#### What the task requires:
The records sit below. Return every line in them that holds the word "icon".

[Data records for software interfaces]
++++++++
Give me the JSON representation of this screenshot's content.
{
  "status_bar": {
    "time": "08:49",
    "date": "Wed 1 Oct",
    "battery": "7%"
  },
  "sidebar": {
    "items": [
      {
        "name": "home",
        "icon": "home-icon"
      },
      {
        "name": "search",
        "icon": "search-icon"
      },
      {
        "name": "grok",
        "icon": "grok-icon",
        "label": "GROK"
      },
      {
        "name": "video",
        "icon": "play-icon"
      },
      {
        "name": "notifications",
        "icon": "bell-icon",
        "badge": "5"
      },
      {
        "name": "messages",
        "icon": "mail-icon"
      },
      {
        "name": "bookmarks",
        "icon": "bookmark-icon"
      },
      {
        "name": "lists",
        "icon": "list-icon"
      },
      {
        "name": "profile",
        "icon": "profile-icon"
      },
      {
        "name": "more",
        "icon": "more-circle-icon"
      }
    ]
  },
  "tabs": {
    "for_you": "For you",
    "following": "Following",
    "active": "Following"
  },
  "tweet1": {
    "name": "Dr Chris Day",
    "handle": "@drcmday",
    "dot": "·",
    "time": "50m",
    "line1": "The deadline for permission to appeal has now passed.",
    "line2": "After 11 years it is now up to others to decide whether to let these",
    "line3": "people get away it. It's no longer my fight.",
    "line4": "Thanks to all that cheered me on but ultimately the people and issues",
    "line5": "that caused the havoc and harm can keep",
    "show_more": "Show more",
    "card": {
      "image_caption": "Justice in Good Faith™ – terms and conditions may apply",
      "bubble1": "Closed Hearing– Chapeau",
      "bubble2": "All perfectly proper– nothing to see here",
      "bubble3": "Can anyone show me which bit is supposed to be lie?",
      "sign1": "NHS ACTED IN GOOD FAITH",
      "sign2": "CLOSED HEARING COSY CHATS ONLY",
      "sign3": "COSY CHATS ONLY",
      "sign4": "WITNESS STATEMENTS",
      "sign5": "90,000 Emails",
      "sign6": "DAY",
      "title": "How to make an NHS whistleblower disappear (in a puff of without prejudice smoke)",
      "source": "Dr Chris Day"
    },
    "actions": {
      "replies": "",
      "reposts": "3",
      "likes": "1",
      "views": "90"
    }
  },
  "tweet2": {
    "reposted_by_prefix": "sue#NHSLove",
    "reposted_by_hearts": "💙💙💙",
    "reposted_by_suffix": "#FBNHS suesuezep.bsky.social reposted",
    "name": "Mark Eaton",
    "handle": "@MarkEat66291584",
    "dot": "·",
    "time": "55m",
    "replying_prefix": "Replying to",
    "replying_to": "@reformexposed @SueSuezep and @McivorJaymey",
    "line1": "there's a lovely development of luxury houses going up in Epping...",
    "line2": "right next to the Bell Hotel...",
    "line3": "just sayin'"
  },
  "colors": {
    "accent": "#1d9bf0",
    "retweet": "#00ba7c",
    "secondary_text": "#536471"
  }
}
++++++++
#### Completed exercise:
        "icon": "home-icon"
        "icon": "search-icon"
        "icon": "grok-icon",
        "icon": "play-icon"
        "icon": "bell-icon",
        "icon": "mail-icon"
        "icon": "bookmark-icon"
        "icon": "list-icon"
        "icon": "profile-icon"
        "icon": "more-circle-icon"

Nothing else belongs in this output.